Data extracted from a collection
━━━━

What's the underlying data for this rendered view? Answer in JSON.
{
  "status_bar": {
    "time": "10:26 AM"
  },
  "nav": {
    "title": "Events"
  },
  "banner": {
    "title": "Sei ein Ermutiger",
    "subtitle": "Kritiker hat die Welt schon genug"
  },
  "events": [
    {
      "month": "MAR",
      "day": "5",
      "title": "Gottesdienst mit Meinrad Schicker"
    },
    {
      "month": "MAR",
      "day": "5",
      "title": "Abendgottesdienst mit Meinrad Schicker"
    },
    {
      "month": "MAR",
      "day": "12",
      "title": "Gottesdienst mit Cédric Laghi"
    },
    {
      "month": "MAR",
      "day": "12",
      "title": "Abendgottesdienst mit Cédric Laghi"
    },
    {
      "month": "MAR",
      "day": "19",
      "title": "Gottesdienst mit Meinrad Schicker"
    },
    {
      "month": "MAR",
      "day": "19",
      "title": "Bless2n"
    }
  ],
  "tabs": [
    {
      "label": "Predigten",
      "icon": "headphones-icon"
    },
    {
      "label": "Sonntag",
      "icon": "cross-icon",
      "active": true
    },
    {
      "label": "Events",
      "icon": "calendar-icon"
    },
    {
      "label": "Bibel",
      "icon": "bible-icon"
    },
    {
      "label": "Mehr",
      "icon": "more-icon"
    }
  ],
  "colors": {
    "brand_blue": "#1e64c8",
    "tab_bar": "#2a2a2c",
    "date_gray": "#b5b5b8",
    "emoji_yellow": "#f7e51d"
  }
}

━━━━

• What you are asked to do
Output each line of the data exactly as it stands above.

• Answer to the problem
What's the underlying data for this rendered view? Answer in JSON.
{
  "status_bar": {
    "time": "10:26 AM"
  },
  "nav": {
    "title": "Events"
  },
  "banner": {
    "title": "Sei ein Ermutiger",
    "subtitle": "Kritiker hat die Welt schon genug"
  },
  "events": [
    {
      "month": "MAR",
      "day": "5",
      "title": "Gottesdienst mit Meinrad Schicker"
    },
    {
      "month": "MAR",
      "day": "5",
      "title": "Abendgottesdienst mit Meinrad Schicker"
    },
    {
      "month": "MAR",
      "day": "12",
      "title": "Gottesdienst mit Cédric Laghi"
    },
    {
      "month": "MAR",
      "day": "12",
      "title": "Abendgottesdienst mit Cédric Laghi"
    },
    {
      "month": "MAR",
      "day": "19",
      "title": "Gottesdienst mit Meinrad Schicker"
    },
    {
      "month": "MAR",
      "day": "19",
      "title": "Bless2n"
    }
  ],
  "tabs": [
    {
      "label": "Predigten",
      "icon": "headphones-icon"
    },
    {
      "label": "Sonntag",
      "icon": "cross-icon",
      "active": true
    },
    {
      "label": "Events",
      "icon": "calendar-icon"
    },
    {
      "label": "Bibel",
      "icon": "bible-icon"
    },
    {
      "label": "Mehr",
      "icon": "more-icon"
    }
  ],
  "colors": {
    "brand_blue": "#1e64c8",
    "tab_bar": "#2a2a2c",
    "date_gray": "#b5b5b8",
    "emoji_yellow": "#f7e51d"
  }
}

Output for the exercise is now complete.